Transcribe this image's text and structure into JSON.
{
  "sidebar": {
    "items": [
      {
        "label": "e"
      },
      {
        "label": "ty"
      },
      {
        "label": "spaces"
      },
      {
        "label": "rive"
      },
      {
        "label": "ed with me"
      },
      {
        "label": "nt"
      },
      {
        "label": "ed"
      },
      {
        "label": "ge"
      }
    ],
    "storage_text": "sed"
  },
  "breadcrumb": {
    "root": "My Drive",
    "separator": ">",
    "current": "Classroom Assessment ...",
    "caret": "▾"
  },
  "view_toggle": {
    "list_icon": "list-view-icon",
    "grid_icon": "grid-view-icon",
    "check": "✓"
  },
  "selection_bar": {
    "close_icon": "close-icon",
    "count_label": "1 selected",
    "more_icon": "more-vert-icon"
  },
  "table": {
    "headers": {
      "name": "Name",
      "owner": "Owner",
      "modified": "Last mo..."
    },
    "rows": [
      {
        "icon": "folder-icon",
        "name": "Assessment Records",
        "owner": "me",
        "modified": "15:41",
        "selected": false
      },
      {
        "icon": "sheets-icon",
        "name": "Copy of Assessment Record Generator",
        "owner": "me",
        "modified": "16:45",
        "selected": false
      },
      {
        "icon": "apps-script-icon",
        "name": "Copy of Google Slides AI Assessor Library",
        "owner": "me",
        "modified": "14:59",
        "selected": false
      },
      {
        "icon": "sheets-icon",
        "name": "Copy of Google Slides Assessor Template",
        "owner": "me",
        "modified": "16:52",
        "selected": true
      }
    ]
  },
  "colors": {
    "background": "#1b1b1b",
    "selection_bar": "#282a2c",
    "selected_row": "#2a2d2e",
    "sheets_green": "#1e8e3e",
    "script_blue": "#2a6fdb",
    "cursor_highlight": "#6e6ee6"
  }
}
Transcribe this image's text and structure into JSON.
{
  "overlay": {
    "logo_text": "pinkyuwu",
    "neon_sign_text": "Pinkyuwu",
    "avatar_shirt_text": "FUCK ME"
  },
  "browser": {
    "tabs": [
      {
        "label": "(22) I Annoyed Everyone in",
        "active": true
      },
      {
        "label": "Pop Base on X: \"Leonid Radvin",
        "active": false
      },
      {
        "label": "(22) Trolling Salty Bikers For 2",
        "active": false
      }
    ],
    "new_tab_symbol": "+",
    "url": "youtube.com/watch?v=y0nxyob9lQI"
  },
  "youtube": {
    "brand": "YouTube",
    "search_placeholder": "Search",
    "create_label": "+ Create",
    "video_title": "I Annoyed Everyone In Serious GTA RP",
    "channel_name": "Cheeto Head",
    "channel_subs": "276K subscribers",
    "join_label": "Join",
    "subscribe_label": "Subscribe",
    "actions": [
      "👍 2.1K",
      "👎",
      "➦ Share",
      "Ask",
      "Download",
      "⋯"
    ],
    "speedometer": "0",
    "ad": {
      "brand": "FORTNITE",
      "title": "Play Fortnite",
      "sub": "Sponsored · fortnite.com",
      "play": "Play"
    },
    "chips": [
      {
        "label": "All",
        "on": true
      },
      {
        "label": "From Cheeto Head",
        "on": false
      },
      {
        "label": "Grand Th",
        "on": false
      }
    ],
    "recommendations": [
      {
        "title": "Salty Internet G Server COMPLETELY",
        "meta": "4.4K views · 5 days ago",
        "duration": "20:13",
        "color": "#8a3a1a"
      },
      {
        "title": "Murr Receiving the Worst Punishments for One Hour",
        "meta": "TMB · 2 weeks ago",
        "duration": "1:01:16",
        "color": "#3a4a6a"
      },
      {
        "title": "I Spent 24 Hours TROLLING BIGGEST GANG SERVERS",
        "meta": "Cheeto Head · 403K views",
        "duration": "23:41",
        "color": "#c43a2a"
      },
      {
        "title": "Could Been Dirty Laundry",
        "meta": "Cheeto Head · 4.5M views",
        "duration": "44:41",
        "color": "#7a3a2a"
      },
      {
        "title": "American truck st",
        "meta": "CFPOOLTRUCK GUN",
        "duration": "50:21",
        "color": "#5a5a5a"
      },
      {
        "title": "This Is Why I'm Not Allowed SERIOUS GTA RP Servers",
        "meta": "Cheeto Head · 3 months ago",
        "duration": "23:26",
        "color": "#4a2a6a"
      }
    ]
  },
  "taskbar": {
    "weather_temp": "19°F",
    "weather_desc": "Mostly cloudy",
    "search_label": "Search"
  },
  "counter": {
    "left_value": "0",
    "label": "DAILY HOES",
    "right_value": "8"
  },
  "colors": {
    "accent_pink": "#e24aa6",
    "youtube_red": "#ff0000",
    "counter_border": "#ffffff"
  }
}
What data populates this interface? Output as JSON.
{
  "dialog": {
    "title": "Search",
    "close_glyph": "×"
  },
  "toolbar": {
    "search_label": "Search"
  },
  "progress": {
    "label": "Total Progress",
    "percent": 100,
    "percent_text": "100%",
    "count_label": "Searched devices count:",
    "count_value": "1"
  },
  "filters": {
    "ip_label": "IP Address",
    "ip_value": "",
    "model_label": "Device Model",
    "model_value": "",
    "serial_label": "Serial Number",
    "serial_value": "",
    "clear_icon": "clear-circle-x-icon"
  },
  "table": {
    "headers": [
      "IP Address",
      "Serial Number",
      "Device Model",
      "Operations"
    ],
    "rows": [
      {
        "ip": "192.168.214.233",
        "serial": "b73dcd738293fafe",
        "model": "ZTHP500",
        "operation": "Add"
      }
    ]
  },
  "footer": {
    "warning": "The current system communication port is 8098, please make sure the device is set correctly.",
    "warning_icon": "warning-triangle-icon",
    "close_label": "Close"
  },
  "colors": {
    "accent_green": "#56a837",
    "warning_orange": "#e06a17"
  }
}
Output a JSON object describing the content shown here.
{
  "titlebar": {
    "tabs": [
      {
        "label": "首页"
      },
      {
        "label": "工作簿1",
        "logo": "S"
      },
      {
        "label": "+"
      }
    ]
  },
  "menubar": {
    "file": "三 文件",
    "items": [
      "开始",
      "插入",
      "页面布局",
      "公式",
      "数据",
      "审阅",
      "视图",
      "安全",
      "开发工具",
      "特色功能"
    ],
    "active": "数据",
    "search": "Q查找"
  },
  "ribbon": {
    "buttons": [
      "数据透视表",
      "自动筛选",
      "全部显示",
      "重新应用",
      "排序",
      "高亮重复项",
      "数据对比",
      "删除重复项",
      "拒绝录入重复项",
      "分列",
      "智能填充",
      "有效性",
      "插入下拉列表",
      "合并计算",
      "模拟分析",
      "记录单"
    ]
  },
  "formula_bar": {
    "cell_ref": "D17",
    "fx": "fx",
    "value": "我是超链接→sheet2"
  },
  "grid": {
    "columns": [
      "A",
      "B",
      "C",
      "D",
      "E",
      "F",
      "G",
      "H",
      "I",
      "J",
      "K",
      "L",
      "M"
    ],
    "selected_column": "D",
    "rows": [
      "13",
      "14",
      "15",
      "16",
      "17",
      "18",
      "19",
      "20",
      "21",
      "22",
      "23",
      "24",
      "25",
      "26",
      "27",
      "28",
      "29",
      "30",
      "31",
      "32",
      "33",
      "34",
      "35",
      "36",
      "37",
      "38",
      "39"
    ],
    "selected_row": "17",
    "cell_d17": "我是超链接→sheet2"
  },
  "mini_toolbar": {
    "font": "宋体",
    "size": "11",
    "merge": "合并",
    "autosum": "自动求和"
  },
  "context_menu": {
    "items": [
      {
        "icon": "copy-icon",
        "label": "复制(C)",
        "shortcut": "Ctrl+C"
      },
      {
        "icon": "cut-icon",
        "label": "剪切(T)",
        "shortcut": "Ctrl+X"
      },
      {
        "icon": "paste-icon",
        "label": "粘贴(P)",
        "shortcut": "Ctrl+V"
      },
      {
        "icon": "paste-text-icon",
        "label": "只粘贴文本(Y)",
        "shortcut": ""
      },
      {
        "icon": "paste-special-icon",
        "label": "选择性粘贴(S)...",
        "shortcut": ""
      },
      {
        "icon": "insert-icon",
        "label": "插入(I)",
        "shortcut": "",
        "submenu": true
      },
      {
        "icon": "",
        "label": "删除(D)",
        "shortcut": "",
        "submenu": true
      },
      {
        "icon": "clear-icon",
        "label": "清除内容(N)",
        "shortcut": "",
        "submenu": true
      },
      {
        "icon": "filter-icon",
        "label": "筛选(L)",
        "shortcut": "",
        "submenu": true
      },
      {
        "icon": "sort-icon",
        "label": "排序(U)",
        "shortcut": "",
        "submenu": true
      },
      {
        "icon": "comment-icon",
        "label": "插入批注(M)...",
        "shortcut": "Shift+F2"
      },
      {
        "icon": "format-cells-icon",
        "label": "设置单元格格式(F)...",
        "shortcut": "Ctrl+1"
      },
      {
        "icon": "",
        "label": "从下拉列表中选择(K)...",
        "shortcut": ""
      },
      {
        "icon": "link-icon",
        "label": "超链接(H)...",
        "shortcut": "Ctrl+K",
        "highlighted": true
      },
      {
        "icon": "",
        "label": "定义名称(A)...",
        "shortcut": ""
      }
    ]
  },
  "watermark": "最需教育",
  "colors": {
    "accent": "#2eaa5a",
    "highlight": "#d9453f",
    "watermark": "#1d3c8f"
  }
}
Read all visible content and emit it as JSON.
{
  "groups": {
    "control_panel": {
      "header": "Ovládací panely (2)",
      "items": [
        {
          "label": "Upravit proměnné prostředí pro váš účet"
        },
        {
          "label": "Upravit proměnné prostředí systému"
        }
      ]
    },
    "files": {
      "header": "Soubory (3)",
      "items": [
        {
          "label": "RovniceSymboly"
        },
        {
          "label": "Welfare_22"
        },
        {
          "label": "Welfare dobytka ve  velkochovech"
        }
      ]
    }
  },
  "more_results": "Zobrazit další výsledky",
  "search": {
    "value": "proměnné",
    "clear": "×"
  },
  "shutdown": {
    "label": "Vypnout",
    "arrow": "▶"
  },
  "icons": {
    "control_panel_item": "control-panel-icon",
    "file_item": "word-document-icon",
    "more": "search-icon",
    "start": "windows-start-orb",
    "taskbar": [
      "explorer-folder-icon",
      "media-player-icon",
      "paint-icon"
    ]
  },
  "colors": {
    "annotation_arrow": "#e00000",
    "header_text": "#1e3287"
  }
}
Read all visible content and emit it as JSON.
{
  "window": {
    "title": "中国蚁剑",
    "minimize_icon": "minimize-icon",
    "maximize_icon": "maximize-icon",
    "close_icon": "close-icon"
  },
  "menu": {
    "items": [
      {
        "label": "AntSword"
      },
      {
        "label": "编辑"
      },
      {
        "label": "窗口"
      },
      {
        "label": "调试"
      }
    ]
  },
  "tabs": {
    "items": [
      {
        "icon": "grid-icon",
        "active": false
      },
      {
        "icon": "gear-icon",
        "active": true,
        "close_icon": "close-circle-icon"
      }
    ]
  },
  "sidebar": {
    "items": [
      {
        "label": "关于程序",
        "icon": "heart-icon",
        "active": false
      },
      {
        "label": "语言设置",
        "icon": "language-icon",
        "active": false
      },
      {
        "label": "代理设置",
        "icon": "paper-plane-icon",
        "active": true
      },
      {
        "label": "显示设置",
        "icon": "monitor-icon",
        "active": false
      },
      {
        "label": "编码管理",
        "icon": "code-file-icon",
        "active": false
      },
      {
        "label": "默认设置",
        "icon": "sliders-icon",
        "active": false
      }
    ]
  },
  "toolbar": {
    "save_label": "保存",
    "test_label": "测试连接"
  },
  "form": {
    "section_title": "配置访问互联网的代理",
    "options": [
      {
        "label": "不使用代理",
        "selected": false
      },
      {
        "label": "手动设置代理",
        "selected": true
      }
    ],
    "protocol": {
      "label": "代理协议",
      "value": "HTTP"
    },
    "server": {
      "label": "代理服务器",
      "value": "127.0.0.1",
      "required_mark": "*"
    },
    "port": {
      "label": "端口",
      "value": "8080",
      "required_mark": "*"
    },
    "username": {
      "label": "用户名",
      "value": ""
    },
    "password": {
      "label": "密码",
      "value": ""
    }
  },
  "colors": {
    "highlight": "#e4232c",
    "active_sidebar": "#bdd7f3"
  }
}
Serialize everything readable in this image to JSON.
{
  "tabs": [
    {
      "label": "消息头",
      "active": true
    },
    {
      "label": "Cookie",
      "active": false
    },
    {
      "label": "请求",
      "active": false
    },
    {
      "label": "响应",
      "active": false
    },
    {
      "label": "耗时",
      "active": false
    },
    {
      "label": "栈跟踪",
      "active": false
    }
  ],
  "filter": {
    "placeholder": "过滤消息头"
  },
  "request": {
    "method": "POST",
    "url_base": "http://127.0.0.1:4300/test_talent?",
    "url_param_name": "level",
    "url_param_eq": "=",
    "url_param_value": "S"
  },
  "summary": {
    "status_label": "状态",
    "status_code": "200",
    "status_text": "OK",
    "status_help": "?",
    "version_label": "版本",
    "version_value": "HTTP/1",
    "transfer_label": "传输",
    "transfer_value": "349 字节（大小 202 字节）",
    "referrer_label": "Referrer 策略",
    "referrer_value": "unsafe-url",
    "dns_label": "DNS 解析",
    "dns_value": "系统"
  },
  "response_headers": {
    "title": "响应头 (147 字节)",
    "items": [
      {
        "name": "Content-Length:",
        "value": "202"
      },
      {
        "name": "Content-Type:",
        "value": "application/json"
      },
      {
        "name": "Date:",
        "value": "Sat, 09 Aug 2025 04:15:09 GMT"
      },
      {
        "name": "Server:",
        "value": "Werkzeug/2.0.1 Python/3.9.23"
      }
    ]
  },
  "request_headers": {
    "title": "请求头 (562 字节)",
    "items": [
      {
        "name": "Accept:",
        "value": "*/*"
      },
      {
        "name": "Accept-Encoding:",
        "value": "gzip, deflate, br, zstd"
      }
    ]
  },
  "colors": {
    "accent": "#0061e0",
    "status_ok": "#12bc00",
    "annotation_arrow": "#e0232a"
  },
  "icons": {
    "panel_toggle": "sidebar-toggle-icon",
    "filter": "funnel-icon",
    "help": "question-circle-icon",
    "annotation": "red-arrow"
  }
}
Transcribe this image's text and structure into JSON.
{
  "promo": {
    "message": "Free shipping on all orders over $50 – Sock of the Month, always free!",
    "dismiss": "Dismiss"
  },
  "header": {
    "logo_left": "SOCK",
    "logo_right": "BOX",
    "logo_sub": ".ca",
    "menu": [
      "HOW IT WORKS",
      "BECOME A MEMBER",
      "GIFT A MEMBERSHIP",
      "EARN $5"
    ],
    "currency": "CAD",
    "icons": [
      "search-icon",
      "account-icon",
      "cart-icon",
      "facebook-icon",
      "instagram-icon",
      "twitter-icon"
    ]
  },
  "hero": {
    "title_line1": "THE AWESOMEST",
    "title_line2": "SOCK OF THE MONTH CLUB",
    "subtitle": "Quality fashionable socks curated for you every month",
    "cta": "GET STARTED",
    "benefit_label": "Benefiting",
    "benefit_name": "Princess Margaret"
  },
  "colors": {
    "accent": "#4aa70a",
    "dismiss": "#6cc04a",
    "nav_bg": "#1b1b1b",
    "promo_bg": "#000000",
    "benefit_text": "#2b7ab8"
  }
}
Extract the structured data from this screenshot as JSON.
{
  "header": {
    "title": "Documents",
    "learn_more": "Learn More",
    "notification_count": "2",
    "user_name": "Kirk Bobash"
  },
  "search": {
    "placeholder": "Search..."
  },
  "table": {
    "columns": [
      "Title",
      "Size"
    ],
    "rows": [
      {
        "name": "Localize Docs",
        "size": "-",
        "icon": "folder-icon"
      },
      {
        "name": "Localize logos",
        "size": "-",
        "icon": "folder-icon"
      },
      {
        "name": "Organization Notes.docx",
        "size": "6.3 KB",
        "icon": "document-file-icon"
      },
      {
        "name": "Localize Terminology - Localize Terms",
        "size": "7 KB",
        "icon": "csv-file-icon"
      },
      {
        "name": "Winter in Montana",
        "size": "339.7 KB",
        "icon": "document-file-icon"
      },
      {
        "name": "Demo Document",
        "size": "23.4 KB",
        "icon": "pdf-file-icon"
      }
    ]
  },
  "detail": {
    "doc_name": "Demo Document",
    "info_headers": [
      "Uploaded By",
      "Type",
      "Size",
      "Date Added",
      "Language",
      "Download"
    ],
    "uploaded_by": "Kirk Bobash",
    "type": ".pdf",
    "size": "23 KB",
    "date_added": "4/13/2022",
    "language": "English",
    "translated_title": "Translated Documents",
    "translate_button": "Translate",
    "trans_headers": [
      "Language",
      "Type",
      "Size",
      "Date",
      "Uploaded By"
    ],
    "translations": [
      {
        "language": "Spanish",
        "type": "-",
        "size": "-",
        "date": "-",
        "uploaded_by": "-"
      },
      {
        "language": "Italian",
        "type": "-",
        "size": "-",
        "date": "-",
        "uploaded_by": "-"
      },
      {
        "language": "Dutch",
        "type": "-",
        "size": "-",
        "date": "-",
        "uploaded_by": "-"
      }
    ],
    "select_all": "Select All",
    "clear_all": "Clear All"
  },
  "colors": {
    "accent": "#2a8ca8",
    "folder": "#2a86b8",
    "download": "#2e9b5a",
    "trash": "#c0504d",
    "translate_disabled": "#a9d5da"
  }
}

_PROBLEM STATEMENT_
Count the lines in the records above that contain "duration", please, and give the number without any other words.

_WORKED SOLUTION_
6